In the last three years, nearly 10,000 people experiencing homelessness have moved into permanent housing, as a result of a coordinated, community-wide response in Santa Clara County. This is a substantial milestone that’s helping our community curb the growth of homelessness. Still, the crisis remains entrenched, with too many people suffering the experience.
When we still see so many people experiencing homelessness, it can feel like our efforts aren’t having an impact. But there’s truth in data and we’re seeing that investment in long-term solutions like permanent supportive housing and attacking the problem upstream through prevention, policy and systems change are working.
Since 2020, our community has collectively accomplished:
The gains of the past three years build on the progress made through our first community plan (2015-2020), when our community truly began collaborating on a shared strategy and accountability metrics to end homelessness. In fact, since 2015, our collective efforts have doubled Supportive Housing System capacity and helped almost 22,000 people find a home.
While it is clear there is much more work to do, collective efforts in recent years are curbing the growth of homelessness in Santa Clara County, and providing insight into how our community’s resources should be deployed.
To be specific, today, fewer households are becoming homeless and more people are ending their homelessness with permanent housing than they were three years ago. We are heading in the right direction, but must scale up our efforts to bring these two trends into equilibrium.
Save the Date
Join us for discussion with local leaders as we dive deeper into the data that’s demonstrating impact, discuss the strategies underway and the work ahead to reduce overall homelessness in our community.
Countywide partners are continually striving to improve systems and find innovative ways to reduce and prevent homelessness. In the past three years, our community has been shepherding a variety of strategies that are helping bring an increasing number of our unhoused neighbors indoors.
Key Initiatives Implemented Since 2020:
Building More Permanently Affordable Housing: Our community is strategically aligning public resources – like the Measure A housing bond, Housing Authority vouchers and San José’s Measure E transfer tax – and a variety of private funding sources, including major philanthropic contributions from Cisco & Apple through our Supportive Housing & Innovation Fund to spur almost 50 deeply affordable and supportive housing developments with approximately 5,000 homes now open, under construction or in the immediate development pipeline.
Preventing Homelessness: Launched as a pilot five years ago, a broad public-private partnership has expanded the countywide Homelessness Prevention System to serve more than 2,100 households a year. By providing at-risk households with relatively small amounts of money and key support services, more than 95% of these families remained stably housed while enrolled in the program.

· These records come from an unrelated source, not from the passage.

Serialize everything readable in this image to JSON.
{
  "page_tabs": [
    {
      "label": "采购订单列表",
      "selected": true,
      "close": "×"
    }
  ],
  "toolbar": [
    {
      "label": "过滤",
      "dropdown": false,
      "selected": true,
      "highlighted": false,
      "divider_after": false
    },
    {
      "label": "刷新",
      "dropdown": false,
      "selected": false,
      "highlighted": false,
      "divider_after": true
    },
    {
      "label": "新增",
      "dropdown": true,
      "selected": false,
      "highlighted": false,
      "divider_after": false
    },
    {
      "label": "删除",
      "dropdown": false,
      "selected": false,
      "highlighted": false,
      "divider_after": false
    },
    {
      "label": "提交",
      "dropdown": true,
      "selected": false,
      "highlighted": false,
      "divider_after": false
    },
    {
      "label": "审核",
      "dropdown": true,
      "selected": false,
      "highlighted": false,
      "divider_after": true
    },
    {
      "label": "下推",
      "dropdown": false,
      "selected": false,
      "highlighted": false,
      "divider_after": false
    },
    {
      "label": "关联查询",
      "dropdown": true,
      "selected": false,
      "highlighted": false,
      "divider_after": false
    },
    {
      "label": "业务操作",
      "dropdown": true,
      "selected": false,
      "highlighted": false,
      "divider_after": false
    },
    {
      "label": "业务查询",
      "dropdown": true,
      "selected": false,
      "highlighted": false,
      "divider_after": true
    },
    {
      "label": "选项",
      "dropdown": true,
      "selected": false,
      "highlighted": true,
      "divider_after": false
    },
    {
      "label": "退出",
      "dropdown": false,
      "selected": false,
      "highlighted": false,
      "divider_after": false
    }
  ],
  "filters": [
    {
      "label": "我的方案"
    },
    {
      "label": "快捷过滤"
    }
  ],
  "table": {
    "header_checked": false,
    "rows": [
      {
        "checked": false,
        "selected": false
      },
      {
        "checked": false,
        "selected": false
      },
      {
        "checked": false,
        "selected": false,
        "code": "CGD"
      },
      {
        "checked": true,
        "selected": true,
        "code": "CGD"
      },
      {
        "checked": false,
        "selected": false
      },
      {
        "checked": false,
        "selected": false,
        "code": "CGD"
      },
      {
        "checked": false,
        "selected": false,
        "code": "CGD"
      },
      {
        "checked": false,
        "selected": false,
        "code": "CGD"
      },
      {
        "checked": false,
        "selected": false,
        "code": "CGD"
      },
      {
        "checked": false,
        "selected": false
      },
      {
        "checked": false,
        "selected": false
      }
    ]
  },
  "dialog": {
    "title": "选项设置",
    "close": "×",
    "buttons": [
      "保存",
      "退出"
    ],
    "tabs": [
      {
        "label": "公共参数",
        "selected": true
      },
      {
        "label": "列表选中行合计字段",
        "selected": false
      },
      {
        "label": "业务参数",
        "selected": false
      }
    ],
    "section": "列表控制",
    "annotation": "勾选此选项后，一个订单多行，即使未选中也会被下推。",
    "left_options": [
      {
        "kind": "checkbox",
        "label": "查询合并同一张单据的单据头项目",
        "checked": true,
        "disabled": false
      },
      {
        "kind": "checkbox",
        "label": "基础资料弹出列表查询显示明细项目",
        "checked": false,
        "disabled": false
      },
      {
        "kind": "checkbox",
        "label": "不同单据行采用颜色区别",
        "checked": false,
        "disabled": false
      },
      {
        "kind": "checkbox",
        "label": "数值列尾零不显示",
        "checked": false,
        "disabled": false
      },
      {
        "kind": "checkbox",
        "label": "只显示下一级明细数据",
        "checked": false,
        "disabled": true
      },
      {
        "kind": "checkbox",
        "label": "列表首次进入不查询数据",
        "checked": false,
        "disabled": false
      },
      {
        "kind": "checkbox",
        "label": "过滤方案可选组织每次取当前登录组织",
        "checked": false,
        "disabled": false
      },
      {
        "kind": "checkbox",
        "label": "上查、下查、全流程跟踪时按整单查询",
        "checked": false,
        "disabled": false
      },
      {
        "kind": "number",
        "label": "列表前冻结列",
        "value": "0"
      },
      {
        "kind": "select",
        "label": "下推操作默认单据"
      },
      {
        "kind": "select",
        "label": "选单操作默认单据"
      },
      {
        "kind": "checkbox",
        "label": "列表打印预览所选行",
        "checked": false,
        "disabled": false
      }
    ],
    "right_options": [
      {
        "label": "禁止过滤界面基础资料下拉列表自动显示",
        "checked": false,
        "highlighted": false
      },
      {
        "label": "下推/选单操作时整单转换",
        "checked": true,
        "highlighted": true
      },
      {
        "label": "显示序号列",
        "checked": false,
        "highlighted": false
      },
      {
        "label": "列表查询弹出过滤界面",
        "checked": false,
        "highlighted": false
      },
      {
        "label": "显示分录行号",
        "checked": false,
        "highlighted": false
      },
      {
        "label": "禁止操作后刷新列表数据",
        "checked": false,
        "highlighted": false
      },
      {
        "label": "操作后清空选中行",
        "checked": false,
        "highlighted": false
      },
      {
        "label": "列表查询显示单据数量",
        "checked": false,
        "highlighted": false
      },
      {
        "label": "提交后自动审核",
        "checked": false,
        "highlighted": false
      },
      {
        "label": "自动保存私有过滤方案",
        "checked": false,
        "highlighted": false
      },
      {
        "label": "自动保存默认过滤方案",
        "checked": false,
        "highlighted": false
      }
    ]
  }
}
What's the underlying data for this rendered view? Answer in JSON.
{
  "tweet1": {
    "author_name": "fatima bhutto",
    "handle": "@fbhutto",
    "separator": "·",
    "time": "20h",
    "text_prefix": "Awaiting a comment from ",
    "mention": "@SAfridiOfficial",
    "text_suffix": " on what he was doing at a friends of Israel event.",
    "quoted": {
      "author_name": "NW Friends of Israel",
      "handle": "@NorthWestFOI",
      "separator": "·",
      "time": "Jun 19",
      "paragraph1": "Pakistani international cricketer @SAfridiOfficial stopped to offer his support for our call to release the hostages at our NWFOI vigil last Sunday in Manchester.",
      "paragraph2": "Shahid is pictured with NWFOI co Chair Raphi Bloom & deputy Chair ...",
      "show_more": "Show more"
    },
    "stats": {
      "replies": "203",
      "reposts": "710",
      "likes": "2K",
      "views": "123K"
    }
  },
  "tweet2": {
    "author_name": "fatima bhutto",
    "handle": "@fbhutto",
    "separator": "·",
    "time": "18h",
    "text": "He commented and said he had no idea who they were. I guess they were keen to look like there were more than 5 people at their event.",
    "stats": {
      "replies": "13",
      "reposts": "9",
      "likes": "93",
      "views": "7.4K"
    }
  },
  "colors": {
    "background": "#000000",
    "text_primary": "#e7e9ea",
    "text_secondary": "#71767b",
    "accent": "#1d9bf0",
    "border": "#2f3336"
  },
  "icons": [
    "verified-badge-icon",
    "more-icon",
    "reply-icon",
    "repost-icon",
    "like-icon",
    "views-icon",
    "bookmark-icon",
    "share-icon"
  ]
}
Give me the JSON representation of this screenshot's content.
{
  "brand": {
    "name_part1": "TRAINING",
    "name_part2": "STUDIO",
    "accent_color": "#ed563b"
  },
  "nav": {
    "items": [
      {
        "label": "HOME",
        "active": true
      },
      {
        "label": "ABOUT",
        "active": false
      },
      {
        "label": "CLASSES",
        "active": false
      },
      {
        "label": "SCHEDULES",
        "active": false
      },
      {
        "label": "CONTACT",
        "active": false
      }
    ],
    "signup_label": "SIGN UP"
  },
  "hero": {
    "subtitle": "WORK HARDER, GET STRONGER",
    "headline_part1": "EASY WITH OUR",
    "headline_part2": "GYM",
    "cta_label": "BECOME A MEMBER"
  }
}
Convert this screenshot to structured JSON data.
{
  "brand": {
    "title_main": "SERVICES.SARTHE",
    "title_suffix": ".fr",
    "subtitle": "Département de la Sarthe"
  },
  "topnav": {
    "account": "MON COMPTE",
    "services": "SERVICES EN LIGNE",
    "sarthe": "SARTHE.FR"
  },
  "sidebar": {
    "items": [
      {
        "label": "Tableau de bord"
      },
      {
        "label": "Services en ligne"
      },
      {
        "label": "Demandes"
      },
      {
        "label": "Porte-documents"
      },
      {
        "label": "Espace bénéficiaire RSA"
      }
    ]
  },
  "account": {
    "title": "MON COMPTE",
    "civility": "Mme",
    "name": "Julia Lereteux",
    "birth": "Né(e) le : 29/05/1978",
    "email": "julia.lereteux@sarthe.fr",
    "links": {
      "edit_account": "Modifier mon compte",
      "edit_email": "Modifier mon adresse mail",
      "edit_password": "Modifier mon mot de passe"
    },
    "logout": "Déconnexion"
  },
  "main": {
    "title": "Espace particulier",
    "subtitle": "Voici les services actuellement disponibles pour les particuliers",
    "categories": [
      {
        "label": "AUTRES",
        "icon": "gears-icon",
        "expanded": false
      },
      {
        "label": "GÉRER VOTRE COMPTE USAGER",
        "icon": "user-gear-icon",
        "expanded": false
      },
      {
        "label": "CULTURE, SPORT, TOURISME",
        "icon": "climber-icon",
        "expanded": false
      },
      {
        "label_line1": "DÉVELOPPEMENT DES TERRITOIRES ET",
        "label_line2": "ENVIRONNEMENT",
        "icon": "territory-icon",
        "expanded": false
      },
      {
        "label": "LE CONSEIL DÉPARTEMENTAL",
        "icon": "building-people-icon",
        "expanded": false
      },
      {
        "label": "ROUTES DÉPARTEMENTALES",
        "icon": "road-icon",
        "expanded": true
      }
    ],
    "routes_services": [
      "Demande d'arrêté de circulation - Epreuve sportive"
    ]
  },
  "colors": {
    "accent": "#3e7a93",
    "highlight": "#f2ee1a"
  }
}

Deploying New Shelter Models: Local jurisdictions throughout Santa Clara County are embracing new emergency and interim shelter models – like modular developments, tiny homes and hotel conversions – to quickly provide dignified shelter for people as part of the path to permanent housing. Shelter options have grown 15% since 2020, with hundreds of additional units in development.
Ending Family Homelessness: In 2021, partners launched the Heading Home campaign to end family homelessness. Leveraging federal emergency housing vouchers and other resources, the campaign has enrolled all eligible families with children in a housing program and connected 635 families to permanent housing.
The Path Forward to End Homelessness
Our current efforts are curbing the growth of homelessness in Santa Clara County, but we must continue to scale up these effective, evidence-based solutions to build on this progress and reduce overall homelessness in our community.
Specifically, we must:
- Continue to build more deeply affordable and supportive housing;
- Continue to expand temporary shelter options, basic needs services and other strategies to assist those suffering on the streets;
- Expand homelessness prevention programs that keep at-risk families and individuals housed; AND
- Attack the problem upstream through policy and systems changes that address the societal and economic forces that continue to push more families into homelessness.
Let’s remember, no one suffers from homelessness more than those without a roof over their heads, and this suffering has persisted for far too long.
The rates of homelessness experienced today are a symptom of decades of inaction and there’s unfortunately no quick fix. It’s a lack of adequate investment that’s keeping us from realizing the full potential of the solutions underway. But by summoning the collective will and resources to address this challenge, an end to homelessness in our community is possible.